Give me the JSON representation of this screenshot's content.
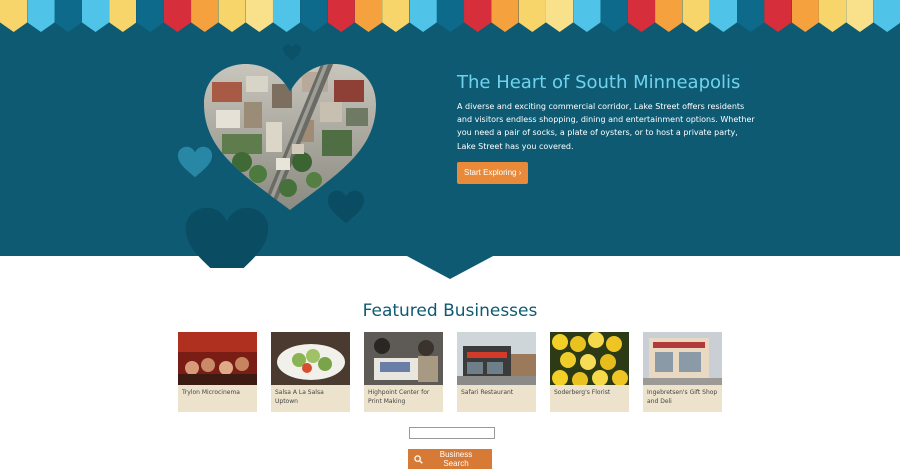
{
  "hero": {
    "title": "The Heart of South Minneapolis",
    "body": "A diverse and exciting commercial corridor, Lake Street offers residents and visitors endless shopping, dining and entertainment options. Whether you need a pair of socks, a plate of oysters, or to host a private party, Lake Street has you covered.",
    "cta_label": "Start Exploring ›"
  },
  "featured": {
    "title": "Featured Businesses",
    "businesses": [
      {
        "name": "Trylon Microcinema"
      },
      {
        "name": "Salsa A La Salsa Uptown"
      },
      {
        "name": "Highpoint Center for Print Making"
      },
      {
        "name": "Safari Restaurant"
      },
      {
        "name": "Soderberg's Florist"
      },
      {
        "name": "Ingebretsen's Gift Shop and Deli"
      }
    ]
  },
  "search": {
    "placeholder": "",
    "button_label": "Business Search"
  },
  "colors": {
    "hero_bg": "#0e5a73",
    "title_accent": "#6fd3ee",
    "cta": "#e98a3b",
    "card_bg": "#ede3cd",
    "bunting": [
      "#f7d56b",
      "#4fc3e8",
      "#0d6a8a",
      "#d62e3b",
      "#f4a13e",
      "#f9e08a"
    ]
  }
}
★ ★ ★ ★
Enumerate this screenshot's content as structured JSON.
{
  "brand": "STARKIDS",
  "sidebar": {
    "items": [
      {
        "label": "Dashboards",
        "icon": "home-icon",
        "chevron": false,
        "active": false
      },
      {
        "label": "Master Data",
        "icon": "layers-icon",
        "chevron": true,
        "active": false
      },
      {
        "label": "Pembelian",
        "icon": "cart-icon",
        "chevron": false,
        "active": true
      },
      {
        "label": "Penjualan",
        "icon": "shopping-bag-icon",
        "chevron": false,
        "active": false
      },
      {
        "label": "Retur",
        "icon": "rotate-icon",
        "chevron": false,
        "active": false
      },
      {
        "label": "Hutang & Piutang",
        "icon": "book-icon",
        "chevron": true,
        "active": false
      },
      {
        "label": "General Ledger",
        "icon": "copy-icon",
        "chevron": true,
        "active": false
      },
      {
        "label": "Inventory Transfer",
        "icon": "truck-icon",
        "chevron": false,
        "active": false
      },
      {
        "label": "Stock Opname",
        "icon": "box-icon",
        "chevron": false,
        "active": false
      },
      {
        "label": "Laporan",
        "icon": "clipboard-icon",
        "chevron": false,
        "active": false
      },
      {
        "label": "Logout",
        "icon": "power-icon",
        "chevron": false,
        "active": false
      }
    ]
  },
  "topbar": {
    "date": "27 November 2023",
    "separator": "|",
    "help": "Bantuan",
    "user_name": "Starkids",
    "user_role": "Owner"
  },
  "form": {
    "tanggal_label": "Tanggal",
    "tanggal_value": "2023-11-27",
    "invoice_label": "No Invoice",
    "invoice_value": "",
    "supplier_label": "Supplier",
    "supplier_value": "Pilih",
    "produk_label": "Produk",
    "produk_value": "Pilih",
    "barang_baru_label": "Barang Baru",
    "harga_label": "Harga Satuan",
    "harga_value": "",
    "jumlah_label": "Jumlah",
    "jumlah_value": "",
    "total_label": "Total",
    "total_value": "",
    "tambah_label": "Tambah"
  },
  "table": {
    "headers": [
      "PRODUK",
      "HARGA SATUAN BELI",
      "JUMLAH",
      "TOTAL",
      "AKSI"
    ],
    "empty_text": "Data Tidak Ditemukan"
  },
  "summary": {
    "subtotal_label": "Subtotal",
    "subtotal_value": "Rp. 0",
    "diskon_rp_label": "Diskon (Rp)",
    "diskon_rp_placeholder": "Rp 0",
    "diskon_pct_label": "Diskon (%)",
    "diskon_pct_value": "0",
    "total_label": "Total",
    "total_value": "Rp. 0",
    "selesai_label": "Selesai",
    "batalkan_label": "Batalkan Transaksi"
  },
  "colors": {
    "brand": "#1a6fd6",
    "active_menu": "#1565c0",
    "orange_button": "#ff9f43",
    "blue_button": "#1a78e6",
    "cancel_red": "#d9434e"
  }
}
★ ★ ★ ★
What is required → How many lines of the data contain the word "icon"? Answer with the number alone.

Your solution → 11